In general, indirect detection schemes use a large volume of ice of water to act as the detection medium. Neutrions from neutralino annihilations produce muons somewhere near the detector, which are then subsequently detected by the cherenkov light they emitt as they travel faster than the speed of light in water or air.
The astro-particle physics research group is currently involved in several projects:
- Dark Matter in Non-Standard Cosmologies: Standard Big Bang Cosmology provides a concrete method for theoretically determining the abundance of neutralinos (dark matter) at the present epoch. It is critical for the relic abundance of neutralinos to match the experimental observations of the dark abundance in our galaxy and universe overall. However, most dark matter models generically predict too little or too much dark matter and most of the theoretical parameter space has been ruled out by dark matter searches. A successful extension to the standard model should predict the dark matter density without too much fine-tuning. One way of evading this problem is to deal with non-standard cosmological models. For example, if the early Universe were dominated by the energy density of scalar field (which then decays leading to the era of radiation dominance), the standard production scenario of neutralinos can be altered in important ways. The purpose of this project (which builds off work of Gelmini and Gondolo) is to determine if neutralinos, produced through non-standard cosmology scenarios such late-decay of scalar particles, can act as the majority or even a sub-dominant component of the dark matter in our galaxy and universe and 2) to determine if dark matter indirect detection experiments can put limits on the scalar field properties or rule out late-decaying scalar fields entirely. This project will analyze various theoretical scenarios in which dark matter using computer simulations and analytic calculations to determine if dark matter in this form is detectable by current and future experiments.
- Kaluza-Klein Dark Matter: Theories of extra dimensions can offer a stable dark matter candidate completely independent of SUSY. In theories with extra dimensions, excited states of particles (called pyrgons or ladder states) can act as dark matter. We are currently working to incorporate Kaluza-Klein dark matter into DarkSUSY, a software package which simulates and predicts dark matter interactions and properties.

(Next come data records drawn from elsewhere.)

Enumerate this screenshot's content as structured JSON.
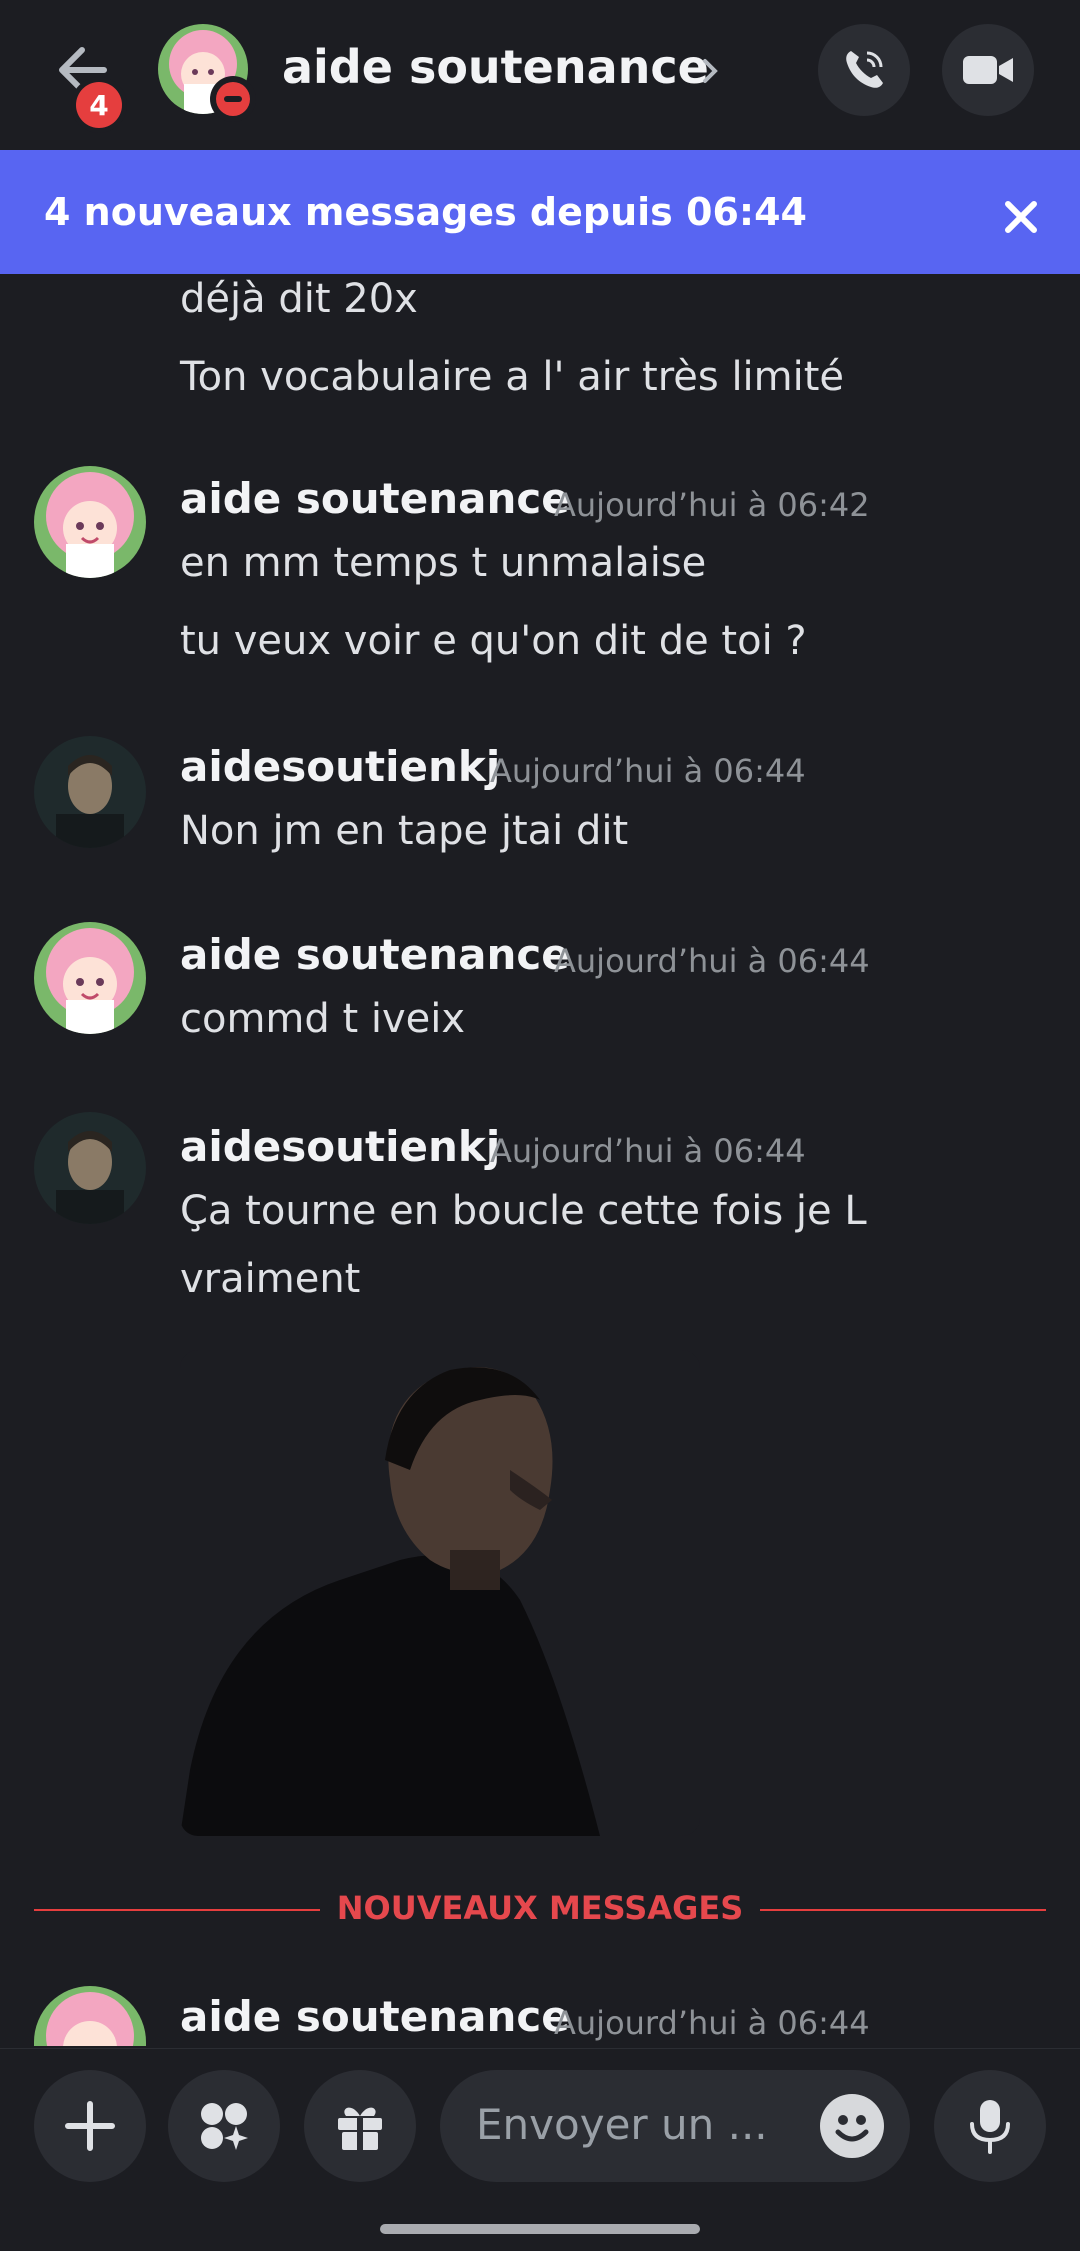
{
  "header": {
    "title": "aide soutenance",
    "unread_count": "4"
  },
  "banner": {
    "text": "4 nouveaux messages depuis 06:44"
  },
  "messages": {
    "m0_line1": "déjà dit 20x",
    "m0_line2": "Ton vocabulaire a l' air très limité",
    "m1": {
      "author": "aide soutenance",
      "time": "Aujourd’hui à 06:42",
      "line1": "en mm temps t unmalaise",
      "line2": "tu veux voir e qu'on dit de toi ?"
    },
    "m2": {
      "author": "aidesoutienkj",
      "time": "Aujourd’hui à 06:44",
      "line1": "Non jm en tape jtai dit"
    },
    "m3": {
      "author": "aide soutenance",
      "time": "Aujourd’hui à 06:44",
      "line1": "commd t iveix"
    },
    "m4": {
      "author": "aidesoutienkj",
      "time": "Aujourd’hui à 06:44",
      "line1": "Ça tourne en boucle cette fois je L",
      "line2": "vraiment"
    },
    "new_divider": "NOUVEAUX MESSAGES",
    "m5": {
      "author": "aide soutenance",
      "time": "Aujourd’hui à 06:44"
    }
  },
  "composer": {
    "placeholder": "Envoyer un ..."
  },
  "colors": {
    "background": "#1c1d22",
    "banner": "#5865f2",
    "new_divider": "#e53e3e",
    "dnd_status": "#e53e3e"
  },
  "icons": {
    "back": "arrow-left-icon",
    "call": "phone-icon",
    "video": "video-camera-icon",
    "close": "x-icon",
    "add": "plus-icon",
    "apps": "sparkle-apps-icon",
    "gift": "gift-icon",
    "emoji": "smiley-icon",
    "mic": "microphone-icon"
  }
}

- Direct and Indirect Limits on Dark Matter in DarkSUSY: Direct detection experiments such as CDMS and ZEPLIN (and others) as well as satellites wuch as PAMELA and GLAST are placing new limits on dark matter properties. This project involves modifying DarkSUSY to use the latest detection limits to either validate or invalidate theoretical models.